====== Provided entries ======
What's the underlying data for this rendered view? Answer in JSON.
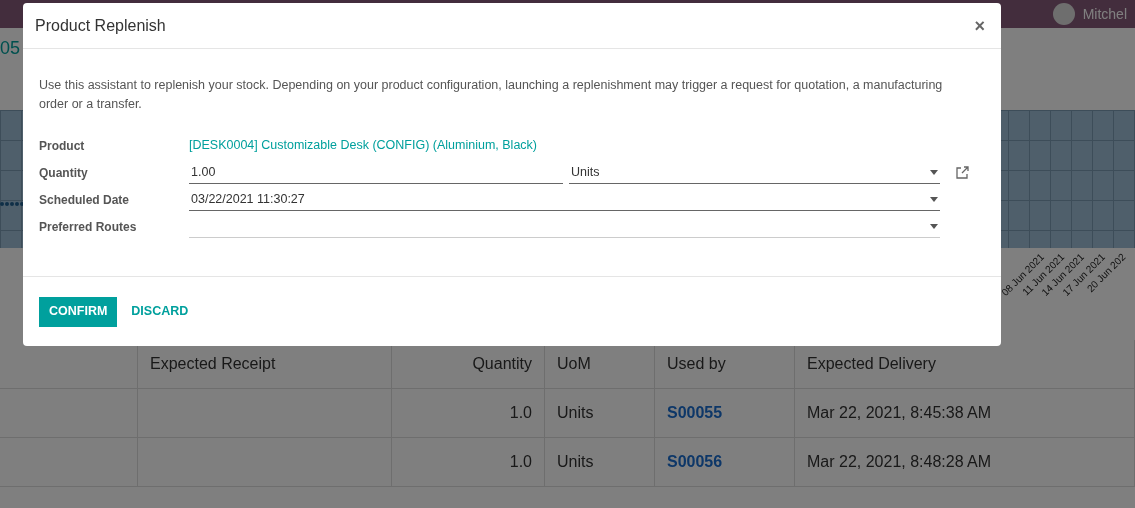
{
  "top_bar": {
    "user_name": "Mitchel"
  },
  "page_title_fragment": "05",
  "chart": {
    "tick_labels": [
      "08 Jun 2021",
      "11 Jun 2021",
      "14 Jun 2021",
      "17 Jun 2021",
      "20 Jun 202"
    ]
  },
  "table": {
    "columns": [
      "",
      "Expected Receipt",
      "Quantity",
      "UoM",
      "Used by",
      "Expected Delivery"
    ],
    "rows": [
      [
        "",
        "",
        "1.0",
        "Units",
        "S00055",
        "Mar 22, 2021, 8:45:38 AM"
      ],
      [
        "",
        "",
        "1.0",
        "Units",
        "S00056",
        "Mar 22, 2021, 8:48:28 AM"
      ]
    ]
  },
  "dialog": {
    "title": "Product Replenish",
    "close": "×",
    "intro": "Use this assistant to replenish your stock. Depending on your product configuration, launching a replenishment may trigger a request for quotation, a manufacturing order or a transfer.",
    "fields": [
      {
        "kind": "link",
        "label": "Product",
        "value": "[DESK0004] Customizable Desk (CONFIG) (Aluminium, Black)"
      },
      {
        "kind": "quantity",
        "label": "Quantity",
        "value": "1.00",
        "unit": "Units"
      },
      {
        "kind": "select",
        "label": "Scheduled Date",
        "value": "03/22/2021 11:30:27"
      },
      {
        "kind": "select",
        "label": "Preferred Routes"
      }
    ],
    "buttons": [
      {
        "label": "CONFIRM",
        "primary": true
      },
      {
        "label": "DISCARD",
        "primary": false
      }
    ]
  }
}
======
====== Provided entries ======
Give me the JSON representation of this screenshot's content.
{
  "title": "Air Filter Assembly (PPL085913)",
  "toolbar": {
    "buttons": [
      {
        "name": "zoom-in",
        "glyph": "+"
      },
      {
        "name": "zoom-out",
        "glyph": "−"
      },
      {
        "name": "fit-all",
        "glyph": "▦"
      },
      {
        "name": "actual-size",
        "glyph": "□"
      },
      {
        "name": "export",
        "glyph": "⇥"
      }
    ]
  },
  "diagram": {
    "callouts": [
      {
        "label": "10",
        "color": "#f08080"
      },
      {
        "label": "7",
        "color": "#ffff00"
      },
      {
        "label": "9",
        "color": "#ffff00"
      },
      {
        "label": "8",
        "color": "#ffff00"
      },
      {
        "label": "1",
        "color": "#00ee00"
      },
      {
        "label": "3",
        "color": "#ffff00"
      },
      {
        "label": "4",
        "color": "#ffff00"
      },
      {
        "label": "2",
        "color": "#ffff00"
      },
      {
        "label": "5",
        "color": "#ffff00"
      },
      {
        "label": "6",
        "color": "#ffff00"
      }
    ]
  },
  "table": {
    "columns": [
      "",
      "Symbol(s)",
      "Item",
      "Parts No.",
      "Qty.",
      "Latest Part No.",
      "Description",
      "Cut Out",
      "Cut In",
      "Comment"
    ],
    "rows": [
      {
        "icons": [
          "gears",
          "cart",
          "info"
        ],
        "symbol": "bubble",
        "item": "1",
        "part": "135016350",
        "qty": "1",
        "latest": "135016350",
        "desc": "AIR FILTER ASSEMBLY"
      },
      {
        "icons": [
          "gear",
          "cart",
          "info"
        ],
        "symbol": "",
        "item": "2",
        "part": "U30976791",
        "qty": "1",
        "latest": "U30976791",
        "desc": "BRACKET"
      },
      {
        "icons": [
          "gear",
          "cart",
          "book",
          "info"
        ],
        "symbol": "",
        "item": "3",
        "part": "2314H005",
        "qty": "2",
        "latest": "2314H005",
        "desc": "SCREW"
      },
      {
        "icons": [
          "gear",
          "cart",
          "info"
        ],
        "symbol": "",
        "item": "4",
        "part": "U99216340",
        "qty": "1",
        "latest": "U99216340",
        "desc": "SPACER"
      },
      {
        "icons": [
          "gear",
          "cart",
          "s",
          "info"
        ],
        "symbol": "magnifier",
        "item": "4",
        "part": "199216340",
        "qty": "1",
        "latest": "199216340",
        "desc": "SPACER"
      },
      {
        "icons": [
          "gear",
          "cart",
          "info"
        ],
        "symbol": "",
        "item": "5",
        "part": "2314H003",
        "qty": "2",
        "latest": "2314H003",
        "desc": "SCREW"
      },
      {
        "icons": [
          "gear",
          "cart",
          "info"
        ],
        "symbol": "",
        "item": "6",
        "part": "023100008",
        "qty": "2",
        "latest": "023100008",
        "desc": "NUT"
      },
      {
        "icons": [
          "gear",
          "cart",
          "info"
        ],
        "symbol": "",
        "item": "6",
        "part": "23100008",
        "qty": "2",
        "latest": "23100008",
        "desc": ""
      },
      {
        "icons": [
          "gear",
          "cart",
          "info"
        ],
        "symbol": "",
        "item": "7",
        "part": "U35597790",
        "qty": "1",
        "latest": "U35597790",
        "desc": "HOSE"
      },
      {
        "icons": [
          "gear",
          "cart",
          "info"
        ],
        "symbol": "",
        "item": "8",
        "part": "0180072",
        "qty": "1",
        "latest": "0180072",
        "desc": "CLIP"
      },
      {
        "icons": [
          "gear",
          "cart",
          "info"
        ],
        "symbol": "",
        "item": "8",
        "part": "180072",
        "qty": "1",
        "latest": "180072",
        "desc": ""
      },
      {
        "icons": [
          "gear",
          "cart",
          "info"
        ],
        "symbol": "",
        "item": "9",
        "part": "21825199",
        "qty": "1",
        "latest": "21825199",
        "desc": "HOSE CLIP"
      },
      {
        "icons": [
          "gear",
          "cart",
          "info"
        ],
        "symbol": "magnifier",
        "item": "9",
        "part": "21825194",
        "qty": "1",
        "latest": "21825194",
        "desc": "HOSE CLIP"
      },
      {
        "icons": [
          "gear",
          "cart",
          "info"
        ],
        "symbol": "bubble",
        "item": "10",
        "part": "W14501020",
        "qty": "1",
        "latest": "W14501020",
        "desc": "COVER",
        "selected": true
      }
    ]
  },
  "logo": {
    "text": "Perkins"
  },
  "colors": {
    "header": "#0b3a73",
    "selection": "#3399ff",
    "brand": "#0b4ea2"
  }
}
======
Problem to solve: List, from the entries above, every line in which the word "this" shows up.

Task result:
What's the underlying data for this rendered view? Answer in JSON.
    "intro": "Use this assistant to replenish your stock. Depending on your product configuration, launching a replenishment may trigger a request for quotation, a manufacturing order or a transfer.",
Give me the JSON representation of this screenshot's content.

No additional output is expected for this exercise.